Required work. Search the listing below for the string "function", then copy every line it appears in.

Exercise input: Begin

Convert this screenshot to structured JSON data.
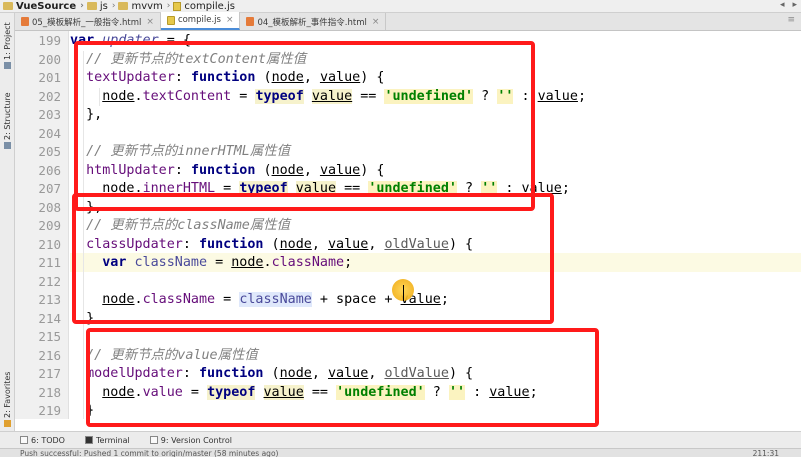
{
  "breadcrumb": {
    "items": [
      "VueSource",
      "js",
      "mvvm",
      "compile.js"
    ]
  },
  "tabs": [
    {
      "label": "05_模板解析_一般指令.html",
      "type": "html",
      "active": false
    },
    {
      "label": "compile.js",
      "type": "js",
      "active": true
    },
    {
      "label": "04_模板解析_事件指令.html",
      "type": "html",
      "active": false
    }
  ],
  "left_tools": {
    "project": "1: Project",
    "structure": "2: Structure",
    "favorites": "2: Favorites"
  },
  "editor": {
    "language": "javascript",
    "current_line": 211,
    "lines": [
      {
        "n": 199,
        "text": "var updater = {"
      },
      {
        "n": 200,
        "text": "  // 更新节点的textContent属性值"
      },
      {
        "n": 201,
        "text": "  textUpdater: function (node, value) {"
      },
      {
        "n": 202,
        "text": "    node.textContent = typeof value == 'undefined' ? '' : value;"
      },
      {
        "n": 203,
        "text": "  },"
      },
      {
        "n": 204,
        "text": ""
      },
      {
        "n": 205,
        "text": "  // 更新节点的innerHTML属性值"
      },
      {
        "n": 206,
        "text": "  htmlUpdater: function (node, value) {"
      },
      {
        "n": 207,
        "text": "    node.innerHTML = typeof value == 'undefined' ? '' : value;"
      },
      {
        "n": 208,
        "text": "  },"
      },
      {
        "n": 209,
        "text": "  // 更新节点的className属性值"
      },
      {
        "n": 210,
        "text": "  classUpdater: function (node, value, oldValue) {"
      },
      {
        "n": 211,
        "text": "    var className = node.className;"
      },
      {
        "n": 212,
        "text": ""
      },
      {
        "n": 213,
        "text": "    node.className = className + space + value;"
      },
      {
        "n": 214,
        "text": "  },"
      },
      {
        "n": 215,
        "text": ""
      },
      {
        "n": 216,
        "text": "  // 更新节点的value属性值"
      },
      {
        "n": 217,
        "text": "  modelUpdater: function (node, value, oldValue) {"
      },
      {
        "n": 218,
        "text": "    node.value = typeof value == 'undefined' ? '' : value;"
      },
      {
        "n": 219,
        "text": "  }"
      }
    ]
  },
  "bottom_tools": [
    "6: TODO",
    "Terminal",
    "9: Version Control"
  ],
  "status": {
    "message": "Push successful: Pushed 1 commit to origin/master (58 minutes ago)",
    "position": "211:31"
  },
  "colors": {
    "annotation_box": "#ff1a1a",
    "keyword": "#000080",
    "string": "#008000",
    "comment": "#808080",
    "property": "#660e7a",
    "current_line_bg": "#fcfae3"
  }
}
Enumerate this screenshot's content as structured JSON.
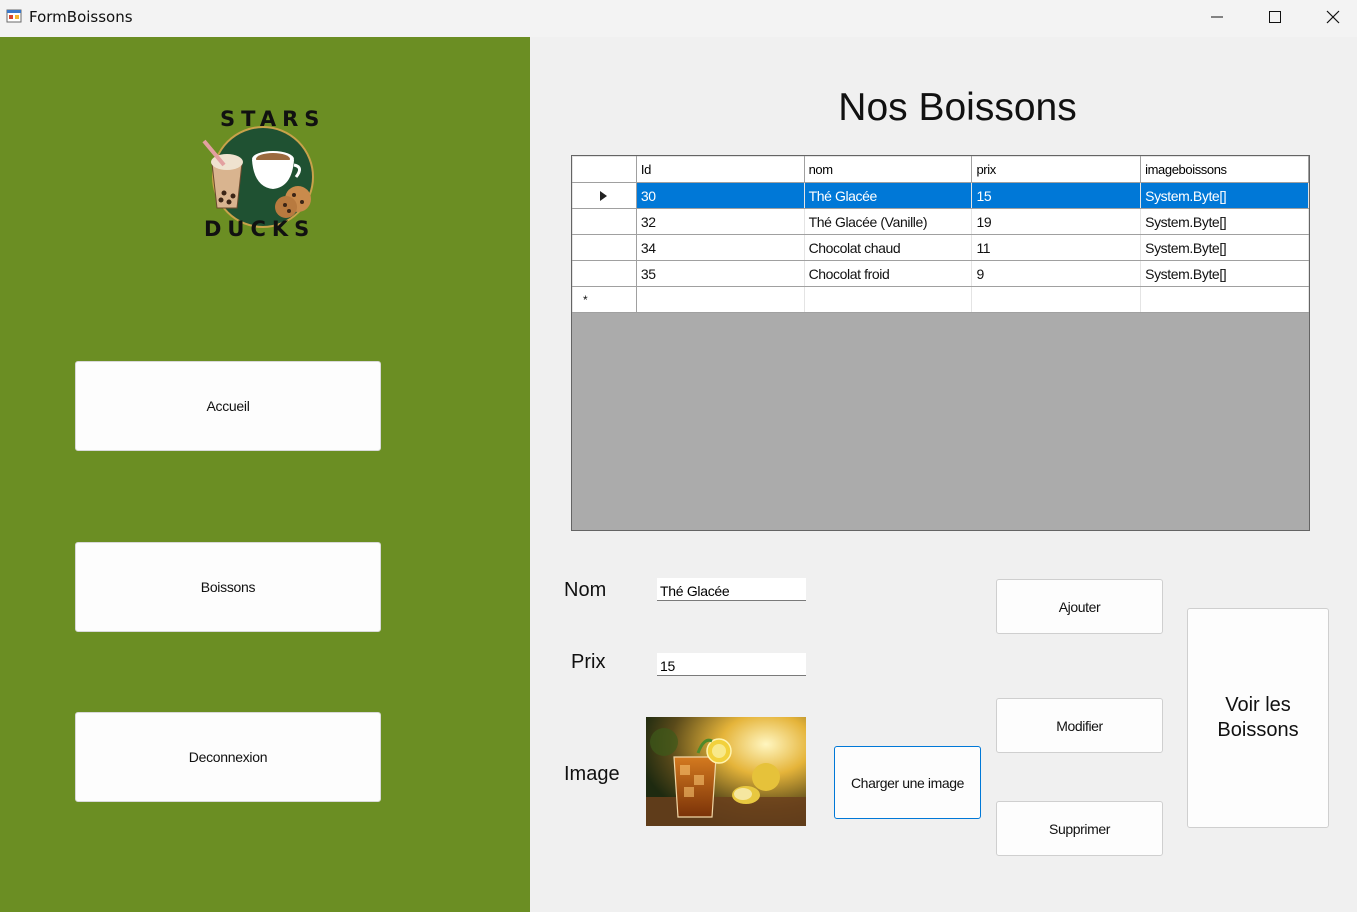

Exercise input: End

Answer.
        "text": "  textUpdater: function (node, value) {"
        "text": "  htmlUpdater: function (node, value) {"
        "text": "  classUpdater: function (node, value, oldValue) {"
        "text": "  modelUpdater: function (node, value, oldValue) {"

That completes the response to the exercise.